App and web page records >>
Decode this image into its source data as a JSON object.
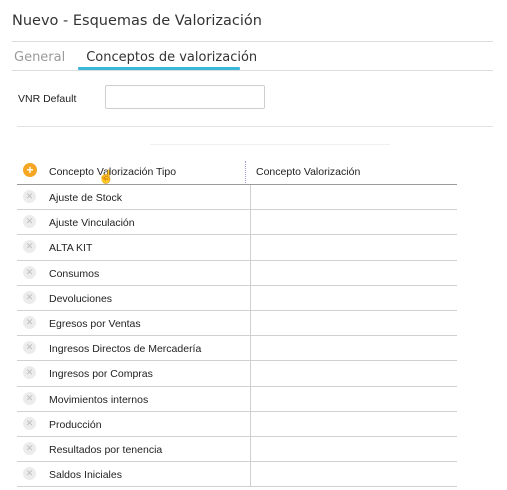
{
  "window": {
    "title": "Nuevo - Esquemas de Valorización"
  },
  "tabs": [
    {
      "label": "General",
      "active": false
    },
    {
      "label": "Conceptos de valorización",
      "active": true
    }
  ],
  "form": {
    "vnr_label": "VNR Default",
    "vnr_value": ""
  },
  "grid": {
    "add_icon": "plus-circle-icon",
    "columns": [
      "Concepto Valorización Tipo",
      "Concepto Valorización"
    ],
    "rows": [
      {
        "tipo": "Ajuste de Stock",
        "concepto": ""
      },
      {
        "tipo": "Ajuste Vinculación",
        "concepto": ""
      },
      {
        "tipo": "ALTA KIT",
        "concepto": ""
      },
      {
        "tipo": "Consumos",
        "concepto": ""
      },
      {
        "tipo": "Devoluciones",
        "concepto": ""
      },
      {
        "tipo": "Egresos por Ventas",
        "concepto": ""
      },
      {
        "tipo": "Ingresos Directos de Mercadería",
        "concepto": ""
      },
      {
        "tipo": "Ingresos por Compras",
        "concepto": ""
      },
      {
        "tipo": "Movimientos internos",
        "concepto": ""
      },
      {
        "tipo": "Producción",
        "concepto": ""
      },
      {
        "tipo": "Resultados por tenencia",
        "concepto": ""
      },
      {
        "tipo": "Saldos Iniciales",
        "concepto": ""
      }
    ]
  },
  "colors": {
    "accent": "#3ab6d8",
    "add_button": "#f5a623"
  }
}
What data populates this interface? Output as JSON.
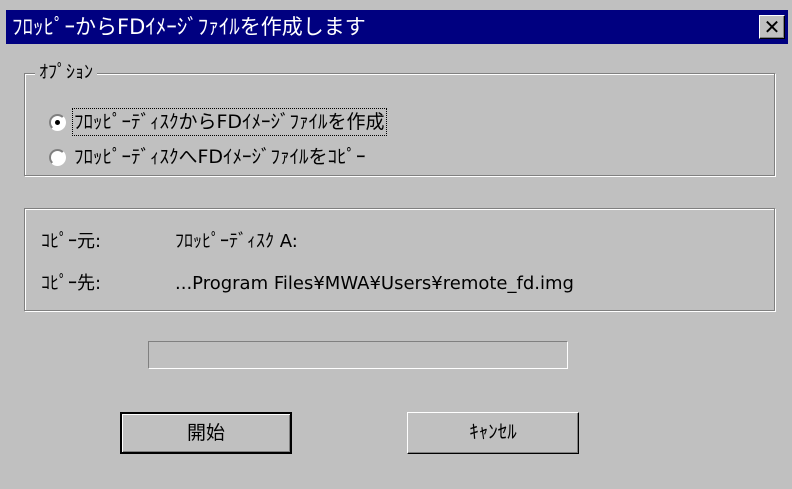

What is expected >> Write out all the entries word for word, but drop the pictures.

Exercise output >>
Decode this image into its source data as a JSON object.
{
  "window": {
    "title": "Nuevo - Esquemas de Valorización"
  },
  "tabs": [
    {
      "label": "General",
      "active": false
    },
    {
      "label": "Conceptos de valorización",
      "active": true
    }
  ],
  "form": {
    "vnr_label": "VNR Default",
    "vnr_value": ""
  },
  "grid": {
    "add_icon": "plus-circle-icon",
    "columns": [
      "Concepto Valorización Tipo",
      "Concepto Valorización"
    ],
    "rows": [
      {
        "tipo": "Ajuste de Stock",
        "concepto": ""
      },
      {
        "tipo": "Ajuste Vinculación",
        "concepto": ""
      },
      {
        "tipo": "ALTA KIT",
        "concepto": ""
      },
      {
        "tipo": "Consumos",
        "concepto": ""
      },
      {
        "tipo": "Devoluciones",
        "concepto": ""
      },
      {
        "tipo": "Egresos por Ventas",
        "concepto": ""
      },
      {
        "tipo": "Ingresos Directos de Mercadería",
        "concepto": ""
      },
      {
        "tipo": "Ingresos por Compras",
        "concepto": ""
      },
      {
        "tipo": "Movimientos internos",
        "concepto": ""
      },
      {
        "tipo": "Producción",
        "concepto": ""
      },
      {
        "tipo": "Resultados por tenencia",
        "concepto": ""
      },
      {
        "tipo": "Saldos Iniciales",
        "concepto": ""
      }
    ]
  },
  "colors": {
    "accent": "#3ab6d8",
    "add_button": "#f5a623"
  }
}
What data populates this interface? Output as JSON.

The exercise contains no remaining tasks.